- [WORK TO BE COMPLETED] Lift out each line of the data that holds "ffffff".

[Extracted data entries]

* * * * * * * * *

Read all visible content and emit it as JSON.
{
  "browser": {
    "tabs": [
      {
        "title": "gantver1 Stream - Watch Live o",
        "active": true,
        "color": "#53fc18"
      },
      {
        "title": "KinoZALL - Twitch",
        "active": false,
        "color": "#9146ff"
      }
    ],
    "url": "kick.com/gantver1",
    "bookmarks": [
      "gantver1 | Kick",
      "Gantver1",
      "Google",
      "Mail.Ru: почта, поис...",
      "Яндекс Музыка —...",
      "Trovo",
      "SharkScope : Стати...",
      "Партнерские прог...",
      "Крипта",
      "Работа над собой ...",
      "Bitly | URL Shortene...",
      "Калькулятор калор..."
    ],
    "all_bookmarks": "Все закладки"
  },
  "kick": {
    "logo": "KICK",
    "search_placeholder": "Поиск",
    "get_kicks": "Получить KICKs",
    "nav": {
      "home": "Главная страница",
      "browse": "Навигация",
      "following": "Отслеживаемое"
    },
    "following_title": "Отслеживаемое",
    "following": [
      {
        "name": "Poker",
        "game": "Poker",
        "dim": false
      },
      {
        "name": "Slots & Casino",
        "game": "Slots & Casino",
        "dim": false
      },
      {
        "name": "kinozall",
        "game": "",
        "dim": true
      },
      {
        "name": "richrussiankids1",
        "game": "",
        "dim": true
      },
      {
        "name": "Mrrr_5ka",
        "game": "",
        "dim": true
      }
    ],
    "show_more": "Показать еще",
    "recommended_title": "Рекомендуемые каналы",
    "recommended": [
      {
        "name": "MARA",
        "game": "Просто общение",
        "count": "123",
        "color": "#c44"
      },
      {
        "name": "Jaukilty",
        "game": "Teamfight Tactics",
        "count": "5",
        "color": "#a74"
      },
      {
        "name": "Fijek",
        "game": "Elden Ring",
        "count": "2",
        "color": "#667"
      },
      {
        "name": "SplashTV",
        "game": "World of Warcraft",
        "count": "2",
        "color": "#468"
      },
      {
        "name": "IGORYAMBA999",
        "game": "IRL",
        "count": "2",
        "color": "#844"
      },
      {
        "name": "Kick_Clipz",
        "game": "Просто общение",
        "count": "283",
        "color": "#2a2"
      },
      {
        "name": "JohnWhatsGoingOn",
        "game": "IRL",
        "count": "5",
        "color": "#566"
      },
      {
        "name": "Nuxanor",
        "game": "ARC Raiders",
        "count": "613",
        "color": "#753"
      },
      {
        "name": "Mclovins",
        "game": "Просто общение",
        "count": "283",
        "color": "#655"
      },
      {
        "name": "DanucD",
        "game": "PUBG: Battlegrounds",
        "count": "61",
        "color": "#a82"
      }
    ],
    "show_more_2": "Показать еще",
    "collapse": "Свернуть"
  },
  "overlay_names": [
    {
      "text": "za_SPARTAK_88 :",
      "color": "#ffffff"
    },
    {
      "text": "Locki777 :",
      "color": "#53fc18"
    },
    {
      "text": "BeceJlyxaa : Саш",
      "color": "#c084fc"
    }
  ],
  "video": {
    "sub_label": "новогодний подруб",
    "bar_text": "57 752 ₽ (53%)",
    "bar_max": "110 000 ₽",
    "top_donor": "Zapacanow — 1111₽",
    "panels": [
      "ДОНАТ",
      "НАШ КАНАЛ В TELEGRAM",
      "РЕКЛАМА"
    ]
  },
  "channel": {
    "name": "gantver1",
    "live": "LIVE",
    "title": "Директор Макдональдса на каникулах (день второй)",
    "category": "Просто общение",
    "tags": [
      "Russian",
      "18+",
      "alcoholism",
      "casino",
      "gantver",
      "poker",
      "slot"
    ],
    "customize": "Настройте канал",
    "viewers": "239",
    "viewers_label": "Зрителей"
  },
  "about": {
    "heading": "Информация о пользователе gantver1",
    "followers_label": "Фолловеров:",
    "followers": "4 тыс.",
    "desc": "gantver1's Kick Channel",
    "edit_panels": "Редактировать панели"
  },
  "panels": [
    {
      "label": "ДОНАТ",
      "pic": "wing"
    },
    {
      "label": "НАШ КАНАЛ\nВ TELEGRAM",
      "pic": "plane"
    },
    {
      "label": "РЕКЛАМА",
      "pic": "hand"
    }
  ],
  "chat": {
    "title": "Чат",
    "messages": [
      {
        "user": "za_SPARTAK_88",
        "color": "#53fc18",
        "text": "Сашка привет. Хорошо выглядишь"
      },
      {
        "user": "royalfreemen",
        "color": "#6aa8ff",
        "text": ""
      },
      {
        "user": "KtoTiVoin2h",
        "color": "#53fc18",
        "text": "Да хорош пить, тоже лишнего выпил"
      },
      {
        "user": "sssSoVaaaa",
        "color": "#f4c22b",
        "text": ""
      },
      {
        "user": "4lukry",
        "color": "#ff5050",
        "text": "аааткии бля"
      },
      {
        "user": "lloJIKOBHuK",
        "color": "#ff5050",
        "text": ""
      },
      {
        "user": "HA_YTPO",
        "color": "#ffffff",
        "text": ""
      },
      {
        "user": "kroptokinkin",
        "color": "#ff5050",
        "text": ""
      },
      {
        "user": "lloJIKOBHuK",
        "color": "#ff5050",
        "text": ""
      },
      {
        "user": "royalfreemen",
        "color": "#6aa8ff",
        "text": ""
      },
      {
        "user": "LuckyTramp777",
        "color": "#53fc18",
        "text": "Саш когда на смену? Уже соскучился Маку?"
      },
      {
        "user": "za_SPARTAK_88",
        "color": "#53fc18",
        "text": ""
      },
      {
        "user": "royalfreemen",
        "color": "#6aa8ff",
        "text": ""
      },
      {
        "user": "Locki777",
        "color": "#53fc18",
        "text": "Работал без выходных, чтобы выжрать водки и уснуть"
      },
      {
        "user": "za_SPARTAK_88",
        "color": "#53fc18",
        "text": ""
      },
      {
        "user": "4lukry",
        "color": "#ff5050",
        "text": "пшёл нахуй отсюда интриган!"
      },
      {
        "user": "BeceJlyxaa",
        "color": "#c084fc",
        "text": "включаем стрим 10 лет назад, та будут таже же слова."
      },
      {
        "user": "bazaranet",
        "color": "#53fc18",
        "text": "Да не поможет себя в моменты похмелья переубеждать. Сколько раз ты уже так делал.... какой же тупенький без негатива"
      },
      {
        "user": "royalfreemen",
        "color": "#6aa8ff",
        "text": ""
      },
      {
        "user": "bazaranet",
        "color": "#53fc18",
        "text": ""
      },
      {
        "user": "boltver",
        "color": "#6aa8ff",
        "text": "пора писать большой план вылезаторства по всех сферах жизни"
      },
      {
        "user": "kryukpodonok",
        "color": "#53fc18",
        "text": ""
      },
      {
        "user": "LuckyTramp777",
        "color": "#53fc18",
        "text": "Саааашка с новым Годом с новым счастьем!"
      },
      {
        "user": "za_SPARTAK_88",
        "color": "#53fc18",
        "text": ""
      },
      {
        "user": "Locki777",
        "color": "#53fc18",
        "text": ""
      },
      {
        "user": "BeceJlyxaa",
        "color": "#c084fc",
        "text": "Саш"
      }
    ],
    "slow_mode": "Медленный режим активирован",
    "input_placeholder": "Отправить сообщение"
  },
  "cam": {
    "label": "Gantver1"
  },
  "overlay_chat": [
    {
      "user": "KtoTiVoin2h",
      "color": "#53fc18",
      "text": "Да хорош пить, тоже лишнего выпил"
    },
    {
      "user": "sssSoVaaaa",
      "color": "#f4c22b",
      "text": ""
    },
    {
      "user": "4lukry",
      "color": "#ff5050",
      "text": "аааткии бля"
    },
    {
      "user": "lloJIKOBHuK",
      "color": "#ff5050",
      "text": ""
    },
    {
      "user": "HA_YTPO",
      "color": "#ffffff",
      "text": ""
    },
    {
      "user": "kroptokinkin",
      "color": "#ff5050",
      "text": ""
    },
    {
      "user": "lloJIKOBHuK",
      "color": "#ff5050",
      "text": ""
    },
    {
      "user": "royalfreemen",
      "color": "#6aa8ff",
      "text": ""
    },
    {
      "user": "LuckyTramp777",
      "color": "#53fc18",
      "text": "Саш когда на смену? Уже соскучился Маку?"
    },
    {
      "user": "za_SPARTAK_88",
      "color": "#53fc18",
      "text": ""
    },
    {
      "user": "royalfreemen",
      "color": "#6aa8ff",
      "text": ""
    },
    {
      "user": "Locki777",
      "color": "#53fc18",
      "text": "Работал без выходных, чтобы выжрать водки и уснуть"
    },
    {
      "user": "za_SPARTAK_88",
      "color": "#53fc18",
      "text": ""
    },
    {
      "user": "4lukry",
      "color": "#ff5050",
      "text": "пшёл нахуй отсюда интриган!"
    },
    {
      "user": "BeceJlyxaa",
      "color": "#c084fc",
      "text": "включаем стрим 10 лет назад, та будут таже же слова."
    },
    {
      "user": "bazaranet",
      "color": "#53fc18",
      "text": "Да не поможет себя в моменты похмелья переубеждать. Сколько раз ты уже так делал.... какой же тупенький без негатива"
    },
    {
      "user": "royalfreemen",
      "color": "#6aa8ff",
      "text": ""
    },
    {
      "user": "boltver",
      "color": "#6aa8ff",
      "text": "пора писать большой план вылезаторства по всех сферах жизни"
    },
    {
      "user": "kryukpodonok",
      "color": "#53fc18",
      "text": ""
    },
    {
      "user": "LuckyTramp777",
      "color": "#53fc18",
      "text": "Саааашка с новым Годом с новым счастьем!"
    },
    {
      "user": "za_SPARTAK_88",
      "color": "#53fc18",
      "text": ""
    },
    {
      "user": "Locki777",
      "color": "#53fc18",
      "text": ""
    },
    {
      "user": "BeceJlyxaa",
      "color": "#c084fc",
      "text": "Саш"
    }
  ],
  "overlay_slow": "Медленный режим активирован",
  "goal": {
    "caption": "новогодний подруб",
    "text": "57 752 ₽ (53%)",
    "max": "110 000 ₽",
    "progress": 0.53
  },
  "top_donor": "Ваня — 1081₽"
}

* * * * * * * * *

- [REPLY TO THE EXERCISE]
      "color": "#ffffff"
        "color": "#ffffff",
      "color": "#ffffff",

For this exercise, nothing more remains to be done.